You’re gonna be hearing a lot more than usual ’bout Azerbaijan in the coming days, since the nation will be playing host to that wretched entertainment ritual known as Eurovision 2012. The event is supposed to be a coming-out party of sorts for the so-called Land of Fire, which would very much like to attract more Western investment. But those who might contemplate plunging their cash into Azerbaijan should be aware that the Soviet ways die hard in the country. Just ask Khadija Ismayilova, a journalist who is facing a most odious sort of persecution for investigating government corruption:
On March 7, Ismayilova received a letter with the words “behave, whore, or you will be shamed,” along with an envelope of photos taken inside her house of her engaged in sexual activity. The same letter was also sent to two opposition-leaning newspapers, which did not publish the pictures.
On March 14, after Ismayilova stated said in public that she would ignore the threats, video footage – again clearly filmed with a spy camera – inside her home, was posted on a website ostensibly linked to Musavat, an opposition party which has a newspaper of the same name.

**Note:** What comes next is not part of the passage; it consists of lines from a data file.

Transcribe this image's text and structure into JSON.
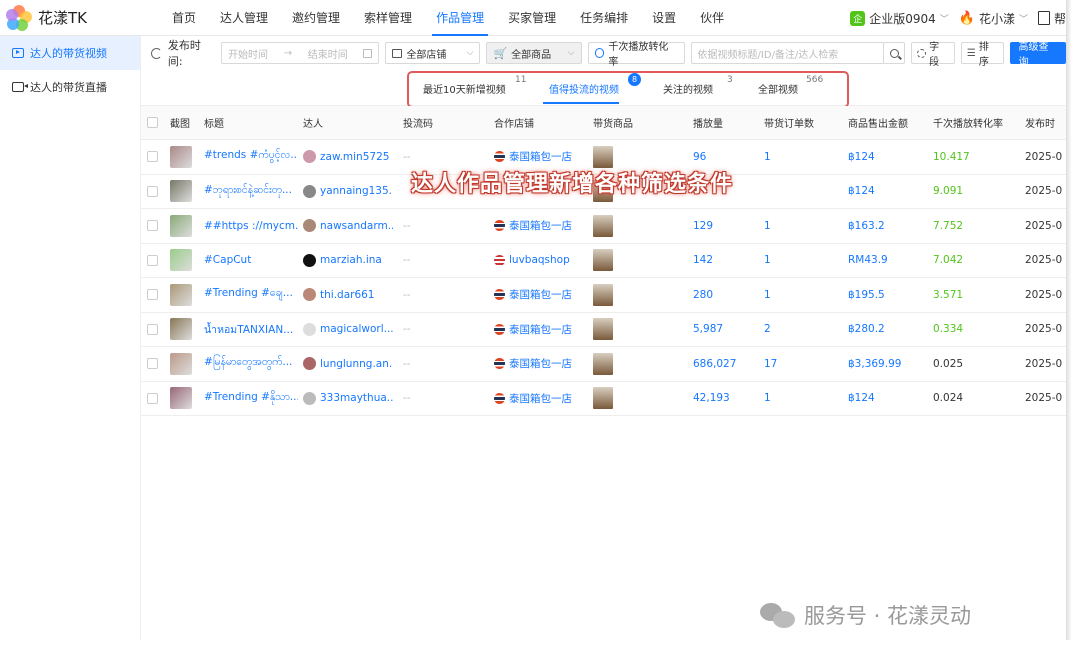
{
  "app": {
    "logo_text": "花漾TK",
    "nav": [
      "首页",
      "达人管理",
      "邀约管理",
      "索样管理",
      "作品管理",
      "买家管理",
      "任务编排",
      "设置",
      "伙伴"
    ],
    "active_nav": "作品管理",
    "enterprise_icon_text": "企",
    "enterprise": "企业版0904",
    "user": "花小漾",
    "right_cut": "帮"
  },
  "sidebar": {
    "items": [
      {
        "label": "达人的带货视频",
        "active": true,
        "icon": "video-icon"
      },
      {
        "label": "达人的带货直播",
        "active": false,
        "icon": "live-icon"
      }
    ]
  },
  "filters": {
    "publish_time_label": "发布时间:",
    "start_placeholder": "开始时间",
    "end_placeholder": "结束时间",
    "date_arrow": "→",
    "shop_select": "全部店铺",
    "product_select": "全部商品",
    "conversion_button": "千次播放转化率",
    "search_placeholder": "依据视频标题/ID/备注/达人检索",
    "fields_button": "字段",
    "sort_button": "排序",
    "advanced_button": "高级查询"
  },
  "tabs": [
    {
      "label": "最近10天新增视频",
      "count": "11",
      "active": false
    },
    {
      "label": "值得投流的视频",
      "count": "8",
      "active": true
    },
    {
      "label": "关注的视频",
      "count": "3",
      "active": false
    },
    {
      "label": "全部视频",
      "count": "566",
      "active": false
    }
  ],
  "table": {
    "columns": [
      "截图",
      "标题",
      "达人",
      "投流码",
      "合作店铺",
      "带货商品",
      "播放量",
      "带货订单数",
      "商品售出金额",
      "千次播放转化率",
      "发布时"
    ],
    "rows": [
      {
        "title": "#trends #ကံပွင့်လ...",
        "creator": "zaw.min5725",
        "code": "--",
        "shop": "泰国箱包一店",
        "shop_flag": "th",
        "plays": "96",
        "orders": "1",
        "amount": "฿124",
        "conv": "10.417",
        "conv_green": true,
        "date": "2025-0"
      },
      {
        "title": "#ဘုရားစင်နဲ့ဆင်းတု...",
        "creator": "yannaing135...",
        "code": "",
        "shop": "",
        "shop_flag": "",
        "plays": "",
        "orders": "",
        "amount": "฿124",
        "conv": "9.091",
        "conv_green": true,
        "date": "2025-0"
      },
      {
        "title": "##https ://mycm...",
        "creator": "nawsandarm...",
        "code": "--",
        "shop": "泰国箱包一店",
        "shop_flag": "th",
        "plays": "129",
        "orders": "1",
        "amount": "฿163.2",
        "conv": "7.752",
        "conv_green": true,
        "date": "2025-0"
      },
      {
        "title": "#CapCut",
        "creator": "marziah.ina",
        "code": "--",
        "shop": "luvbaqshop",
        "shop_flag": "us",
        "plays": "142",
        "orders": "1",
        "amount": "RM43.9",
        "conv": "7.042",
        "conv_green": true,
        "date": "2025-0"
      },
      {
        "title": "#Trending #ချေ...",
        "creator": "thi.dar661",
        "code": "--",
        "shop": "泰国箱包一店",
        "shop_flag": "th",
        "plays": "280",
        "orders": "1",
        "amount": "฿195.5",
        "conv": "3.571",
        "conv_green": true,
        "date": "2025-0"
      },
      {
        "title": "น้ำหอมTANXIAN...",
        "creator": "magicalworl...",
        "code": "--",
        "shop": "泰国箱包一店",
        "shop_flag": "th",
        "plays": "5,987",
        "orders": "2",
        "amount": "฿280.2",
        "conv": "0.334",
        "conv_green": true,
        "date": "2025-0"
      },
      {
        "title": "#မြန်မာတွေအတွက်...",
        "creator": "lunglunng.an...",
        "code": "--",
        "shop": "泰国箱包一店",
        "shop_flag": "th",
        "plays": "686,027",
        "orders": "17",
        "amount": "฿3,369.99",
        "conv": "0.025",
        "conv_green": false,
        "date": "2025-0"
      },
      {
        "title": "#Trending #နိုသာ...",
        "creator": "333maythua...",
        "code": "--",
        "shop": "泰国箱包一店",
        "shop_flag": "th",
        "plays": "42,193",
        "orders": "1",
        "amount": "฿124",
        "conv": "0.024",
        "conv_green": false,
        "date": "2025-0"
      }
    ]
  },
  "overlay_caption": "达人作品管理新增各种筛选条件",
  "watermark": "服务号 · 花漾灵动",
  "colors": {
    "accent": "#1677ff",
    "green": "#52c41a",
    "highlight_red": "#e05a5a"
  }
}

Both denied any connection to the website, but many internet users were clearly misled into believing they were responsible for carrying the video, judging by the angry comments they posted.

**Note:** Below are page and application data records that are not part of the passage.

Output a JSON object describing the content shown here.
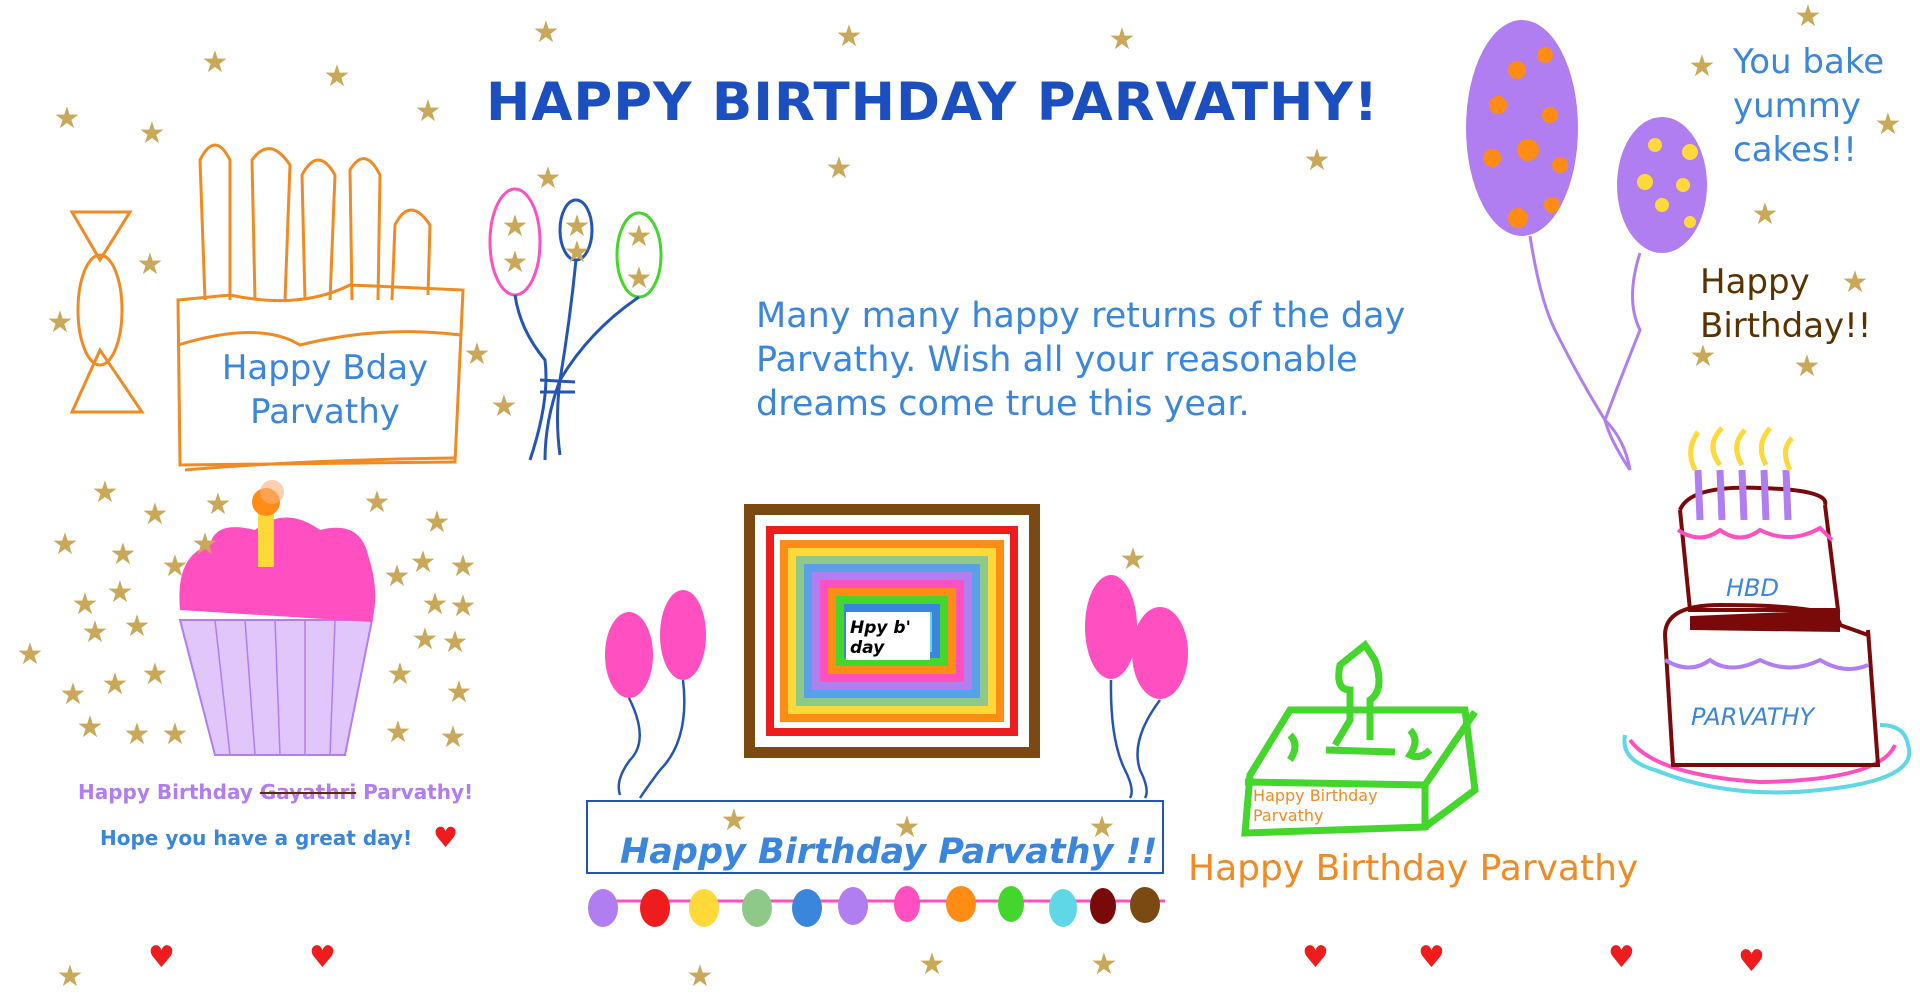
{
  "card": {
    "title": "HAPPY BIRTHDAY PARVATHY!",
    "message": "Many many happy returns of the day Parvathy. Wish all your reasonable dreams come true this year.",
    "top_right_text": "You bake yummy cakes!!",
    "happy_birthday_brown": "Happy Birthday!!",
    "cake_label": "Happy Bday Parvathy",
    "cupcake_line1_prefix": "Happy Birthday",
    "cupcake_line1_struck": "Gayathri",
    "cupcake_line1_suffix": "Parvathy!",
    "cupcake_line2": "Hope you have a great day!",
    "frame_text": "Hpy b' day",
    "banner_text": "Happy Birthday Parvathy !!",
    "green_cake_text": "Happy Birthday Parvathy",
    "orange_line": "Happy Birthday Parvathy",
    "tier_cake_top": "HBD",
    "tier_cake_bottom": "PARVATHY"
  },
  "colors": {
    "title": "#1b4fbf",
    "text_blue": "#3a86dc",
    "star": "#c9a85a",
    "heart": "#ee1c1c",
    "pink": "#ff4fc0",
    "purple": "#b07ef0",
    "orange": "#f08a23",
    "green": "#44d62c",
    "brown": "#7a4a12"
  },
  "icons": [
    "star-icon",
    "heart-icon",
    "balloon-icon",
    "candy-icon",
    "cake-icon",
    "cupcake-icon"
  ]
}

Ismayilova believes the underhand campaign against her is a consequence of her investigations into high-level corruption in Azerbaijan. Her recent report into the business activities of President Ilham Aliyev’s daughters, published by RFE/RL, was one of the very rare Azeri-language articles to discuss the first family.

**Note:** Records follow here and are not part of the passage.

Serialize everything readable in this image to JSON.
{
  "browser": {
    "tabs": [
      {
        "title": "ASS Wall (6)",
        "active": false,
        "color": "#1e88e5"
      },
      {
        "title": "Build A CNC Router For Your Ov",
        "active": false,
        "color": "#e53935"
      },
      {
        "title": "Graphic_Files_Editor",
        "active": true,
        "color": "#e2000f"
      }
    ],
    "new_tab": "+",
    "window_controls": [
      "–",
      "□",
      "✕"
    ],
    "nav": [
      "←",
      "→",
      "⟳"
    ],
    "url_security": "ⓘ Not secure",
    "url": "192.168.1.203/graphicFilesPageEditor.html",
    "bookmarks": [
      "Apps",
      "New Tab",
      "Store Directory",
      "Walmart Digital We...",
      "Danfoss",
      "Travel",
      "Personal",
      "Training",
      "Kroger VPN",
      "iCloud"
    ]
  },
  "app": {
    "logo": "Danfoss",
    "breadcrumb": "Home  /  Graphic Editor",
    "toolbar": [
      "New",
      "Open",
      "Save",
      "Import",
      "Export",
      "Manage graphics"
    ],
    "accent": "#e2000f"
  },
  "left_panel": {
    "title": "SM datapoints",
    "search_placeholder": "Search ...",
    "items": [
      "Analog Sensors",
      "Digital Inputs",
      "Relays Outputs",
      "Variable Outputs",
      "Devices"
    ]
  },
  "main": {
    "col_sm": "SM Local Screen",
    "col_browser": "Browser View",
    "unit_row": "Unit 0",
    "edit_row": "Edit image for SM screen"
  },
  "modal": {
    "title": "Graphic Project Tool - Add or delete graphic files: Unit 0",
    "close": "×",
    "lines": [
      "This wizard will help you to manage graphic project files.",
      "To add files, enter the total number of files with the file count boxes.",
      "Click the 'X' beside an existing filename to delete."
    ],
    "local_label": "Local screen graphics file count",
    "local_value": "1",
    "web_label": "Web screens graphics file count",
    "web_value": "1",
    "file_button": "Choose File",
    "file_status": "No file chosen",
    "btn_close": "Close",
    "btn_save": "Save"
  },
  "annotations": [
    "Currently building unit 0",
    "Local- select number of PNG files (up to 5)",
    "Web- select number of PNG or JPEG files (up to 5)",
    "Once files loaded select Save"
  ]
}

Ismayilova quickly entered my pantheon of heroes for refusing to be cowed by the stealth footage of her bedroom activities—footage that was obviously taken by President Aliyev’s security apparatus. The whole scheme actually has a Keystone Kops element to it, for the blackmailing backfired in spectacular fashion—Ismayilova is now so high-profile that she cannot be disappeared without causing massive backlash against Aliyev’s regime. I hope Ismayilova will take advantage of that fact and now press forward with her reporting with renewed vigor.
I am curious to know what the dictator’s wife thinks of all this. Perhaps she should have been asked in this laughably softball interview, in which she was allowed to parry accusations that the government was demolishing homes to make way for Eurovision-related structures. Gotta love the obsequiousness of the interviewer: “I have to ask the following question…” As if it pains him to do his job.